Ward: We have developed a ritual over the years called “Stone Soup.” The basic story line, is very simple; a Shaman, which I have drawn here – I’m getting good at androgynous figures, could be male could be female (Laughter) comes into the village, and this is a village that is starving. There is a great famine in the land, and the Shaman comes along, and he or she has a magic stone? Well the Shaman comes into the village and sees that the people are starving, and takes out his or her magic stone, and says, “I have a magic stone.” If you get a pot, and you put some water in it and put a fire under it, I will put the stone in the pot and it will feed the village. Well, when people are desperate, they will try anything. So they got the pot, and lit a fire under it, and the Shaman took the magic stone and dropped it in the pot. Then everybody sat down to see what would happen.
As they were sitting there, the Shaman said, “Well you know what really makes this soup tasty, is if someone had an onion, just to flavor it.” Somebody said, “I have a onion, I have kept it under my house, because it was no good, I mean one onion, what are you going to do? So I’ll bring it.” They went and got the onion, and dropped it in the pot. A little time went by, and the Shaman said, well you know what will make it even tastier, is if someone had a potato. Actually a few people had potatoes that they had been hiding under their houses, because the potato by itself wouldn’t feed them very long, and they put the potatoes in. Well this went on through any multiple numbers of your favorite vegetables (laughter) and by the time everyone had taken what they had been conserving, what they couldn’t figure out how to use on their own, and put it in the pot, a very thick broth stew was made and the village was fed, and it was fed for several days.
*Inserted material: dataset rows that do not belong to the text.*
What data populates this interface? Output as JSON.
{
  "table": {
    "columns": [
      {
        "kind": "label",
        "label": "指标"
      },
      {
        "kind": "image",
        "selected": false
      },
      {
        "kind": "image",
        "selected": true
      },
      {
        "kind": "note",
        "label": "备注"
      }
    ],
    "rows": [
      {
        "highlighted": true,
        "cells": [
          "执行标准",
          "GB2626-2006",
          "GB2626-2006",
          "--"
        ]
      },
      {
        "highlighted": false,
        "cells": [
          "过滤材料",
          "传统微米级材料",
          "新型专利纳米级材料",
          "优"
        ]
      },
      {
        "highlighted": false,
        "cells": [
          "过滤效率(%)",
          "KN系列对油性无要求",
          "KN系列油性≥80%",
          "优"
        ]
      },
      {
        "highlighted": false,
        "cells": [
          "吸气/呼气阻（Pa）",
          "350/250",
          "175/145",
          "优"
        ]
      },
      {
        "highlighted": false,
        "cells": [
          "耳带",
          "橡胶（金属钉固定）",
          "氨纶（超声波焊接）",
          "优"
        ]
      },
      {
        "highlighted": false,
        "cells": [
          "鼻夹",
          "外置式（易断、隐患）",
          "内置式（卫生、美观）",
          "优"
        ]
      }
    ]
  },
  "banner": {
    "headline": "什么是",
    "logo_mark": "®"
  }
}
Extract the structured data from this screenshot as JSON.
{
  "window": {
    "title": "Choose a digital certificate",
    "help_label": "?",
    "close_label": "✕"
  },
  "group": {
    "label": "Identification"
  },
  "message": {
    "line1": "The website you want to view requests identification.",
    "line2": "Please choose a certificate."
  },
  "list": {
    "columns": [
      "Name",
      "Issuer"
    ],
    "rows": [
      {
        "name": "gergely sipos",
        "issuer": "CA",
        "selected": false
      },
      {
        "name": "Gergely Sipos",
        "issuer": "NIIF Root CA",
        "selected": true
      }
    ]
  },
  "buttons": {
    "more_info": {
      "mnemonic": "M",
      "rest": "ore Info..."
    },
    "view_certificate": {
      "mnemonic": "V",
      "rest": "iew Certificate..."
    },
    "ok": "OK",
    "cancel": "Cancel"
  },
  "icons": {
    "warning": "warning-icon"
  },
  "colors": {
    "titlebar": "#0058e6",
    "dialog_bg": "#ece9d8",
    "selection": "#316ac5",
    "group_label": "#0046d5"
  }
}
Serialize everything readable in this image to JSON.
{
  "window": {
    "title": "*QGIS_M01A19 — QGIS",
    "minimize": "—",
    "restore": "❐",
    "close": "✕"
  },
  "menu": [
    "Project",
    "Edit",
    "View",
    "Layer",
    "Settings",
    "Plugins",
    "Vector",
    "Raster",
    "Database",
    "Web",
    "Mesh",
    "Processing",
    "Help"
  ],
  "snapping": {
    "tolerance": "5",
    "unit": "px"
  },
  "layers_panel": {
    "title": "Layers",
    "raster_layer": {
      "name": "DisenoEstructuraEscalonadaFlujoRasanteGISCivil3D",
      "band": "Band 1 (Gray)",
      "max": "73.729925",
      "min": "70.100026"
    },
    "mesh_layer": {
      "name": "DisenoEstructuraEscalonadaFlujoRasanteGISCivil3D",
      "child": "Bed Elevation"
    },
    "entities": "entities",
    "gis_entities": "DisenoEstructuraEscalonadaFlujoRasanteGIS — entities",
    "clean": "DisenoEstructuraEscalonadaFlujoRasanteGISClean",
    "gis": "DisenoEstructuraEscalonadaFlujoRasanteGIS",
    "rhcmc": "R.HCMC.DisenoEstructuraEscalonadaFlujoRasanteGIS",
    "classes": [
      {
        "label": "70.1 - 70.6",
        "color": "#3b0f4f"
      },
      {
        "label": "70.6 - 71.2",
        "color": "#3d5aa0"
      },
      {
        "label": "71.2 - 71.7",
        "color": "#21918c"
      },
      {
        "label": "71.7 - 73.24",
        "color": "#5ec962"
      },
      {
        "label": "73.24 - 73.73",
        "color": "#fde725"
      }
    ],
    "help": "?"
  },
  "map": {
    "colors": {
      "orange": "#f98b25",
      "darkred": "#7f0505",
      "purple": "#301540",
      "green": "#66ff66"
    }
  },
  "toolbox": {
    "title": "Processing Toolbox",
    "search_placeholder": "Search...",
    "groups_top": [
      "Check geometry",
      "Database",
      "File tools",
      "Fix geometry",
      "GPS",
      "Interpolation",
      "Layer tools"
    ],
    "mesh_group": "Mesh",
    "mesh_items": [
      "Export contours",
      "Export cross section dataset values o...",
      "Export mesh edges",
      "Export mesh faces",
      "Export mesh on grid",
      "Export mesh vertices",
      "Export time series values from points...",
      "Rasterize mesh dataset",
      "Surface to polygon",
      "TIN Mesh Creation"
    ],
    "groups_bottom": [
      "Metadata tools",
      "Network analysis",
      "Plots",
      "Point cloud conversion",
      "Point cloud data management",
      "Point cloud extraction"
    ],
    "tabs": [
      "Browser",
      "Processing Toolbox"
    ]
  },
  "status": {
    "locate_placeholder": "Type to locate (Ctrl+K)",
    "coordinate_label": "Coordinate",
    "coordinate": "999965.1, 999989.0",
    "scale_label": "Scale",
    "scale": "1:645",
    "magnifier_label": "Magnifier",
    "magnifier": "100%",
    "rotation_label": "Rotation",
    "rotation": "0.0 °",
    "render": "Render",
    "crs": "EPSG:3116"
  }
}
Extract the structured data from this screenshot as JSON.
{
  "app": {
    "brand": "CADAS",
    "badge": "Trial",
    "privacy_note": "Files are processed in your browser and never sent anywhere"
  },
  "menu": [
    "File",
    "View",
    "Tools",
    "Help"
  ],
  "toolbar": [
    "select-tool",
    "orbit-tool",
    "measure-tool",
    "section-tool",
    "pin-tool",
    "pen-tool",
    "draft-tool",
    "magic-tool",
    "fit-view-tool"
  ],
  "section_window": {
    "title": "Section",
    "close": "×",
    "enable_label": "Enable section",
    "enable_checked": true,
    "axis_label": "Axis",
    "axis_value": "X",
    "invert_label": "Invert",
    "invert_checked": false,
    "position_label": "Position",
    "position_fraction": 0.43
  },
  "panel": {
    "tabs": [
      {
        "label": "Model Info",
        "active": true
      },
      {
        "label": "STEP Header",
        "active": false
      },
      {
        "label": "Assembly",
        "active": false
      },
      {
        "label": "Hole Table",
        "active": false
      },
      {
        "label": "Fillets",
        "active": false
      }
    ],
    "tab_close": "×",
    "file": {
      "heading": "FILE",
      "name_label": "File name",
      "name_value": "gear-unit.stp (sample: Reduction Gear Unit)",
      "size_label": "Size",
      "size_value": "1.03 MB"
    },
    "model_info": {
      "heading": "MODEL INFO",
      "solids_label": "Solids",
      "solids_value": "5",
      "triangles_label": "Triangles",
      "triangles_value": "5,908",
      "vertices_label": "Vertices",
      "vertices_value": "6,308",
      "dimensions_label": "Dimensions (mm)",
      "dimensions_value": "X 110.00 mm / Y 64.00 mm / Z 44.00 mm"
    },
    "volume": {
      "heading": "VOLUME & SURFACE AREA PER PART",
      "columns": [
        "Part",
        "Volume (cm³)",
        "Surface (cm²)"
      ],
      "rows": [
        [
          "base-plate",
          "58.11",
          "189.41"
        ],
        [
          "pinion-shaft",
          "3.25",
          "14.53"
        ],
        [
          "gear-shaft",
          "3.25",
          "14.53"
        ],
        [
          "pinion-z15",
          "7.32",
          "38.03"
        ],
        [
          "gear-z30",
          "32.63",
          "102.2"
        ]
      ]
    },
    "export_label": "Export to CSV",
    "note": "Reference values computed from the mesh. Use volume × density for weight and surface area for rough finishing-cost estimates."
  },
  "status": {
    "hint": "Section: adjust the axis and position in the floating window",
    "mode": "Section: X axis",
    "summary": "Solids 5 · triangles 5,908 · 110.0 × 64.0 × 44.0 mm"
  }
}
The stone as I have come to conceive it is, “The question that hasn’t been asked,” and a healthy community always welcomes the stranger on the margins of the community, because the stranger is always bringing something new that isn’t already in the community. Many communities might think of that as disruptive – “Keep the strangers out!” – Not seeing the gift that the stranger brings, but when the magic stone – the question – goes into the pot, it by itself is not sufficient, but all of the gifts that the community holds in abeyance, ideas, thoughts, that they hold in abeyance are brought together in the communal dialogue, in the pot of deep reflection, and heated by the creative fire, as Angeles would say – “It is the creative fire that requires no wood.” The community then is nourished and reinvigorated, because when we create these boundaries of isolation, whether we do it as individuals, where we become isolated from the community because we in fact are the stranger. We may do it internally because we are the stranger within our self, and we don’t see our gifts, or what we have to contribute.
The process really is one of coming together in a dialogue to bring the gifts, both the unknown and the known, the familiar and the unfamiliar, and to bring those in to the collective consciousness where the creative conversation, which is driven by the creative fire, “The fire that takes no wood,” and that produces something that nourishes, and re-invigorates the community.
So each of you have a book and a stone, the book is yours too keep – we will be playing with that a little bit later on. Your job today is to arrive, to relax, to connect okay? To enjoy, so this is “soak time” for us. We have nothing in mind for you. There is no predictable outcome you are supposed to get, okay? So if you came here with the idea that you were going to learn something, oops! (Laughter) You’ll learn what you are ready to learn in the way you learn it. True learning is always unpredictable. One of the problems with school is that it is being driven by this incredible thirst; I would say lust for predictable outcomes. The real learning is unpredictable. So not to take anything away from any subject area that you attached to, or content that you love; I love my content, you know, but one of the things that I have learned over the years is process and relationship matter a whole lot more, and get remembered a lot longer than any particular content.
So you have this stone, and the job here is to think about as Angeles said, what really, really, really truly, truly, truly, matters to you. If we could sit for a little bit and think about that, and then there are some pens out here and if you could write a word, or whatever you can fit on your stone, front and back for those of you who have a lot to say, and then this is the really hard part of the ritual. This is actually a ritual for the ritually impaired, of which I am one. I have a high resistance to having to do anything where I might have to extend myself out in ways in which I become shy and uncomfortable. So the full extent of your commitment will be after you write on the stone, is to place it in the circle, and then go back and sit down. If that is too hard, then you can just put it in your pocket (Laughter), and then at the break you can drop it in to the circle, okay?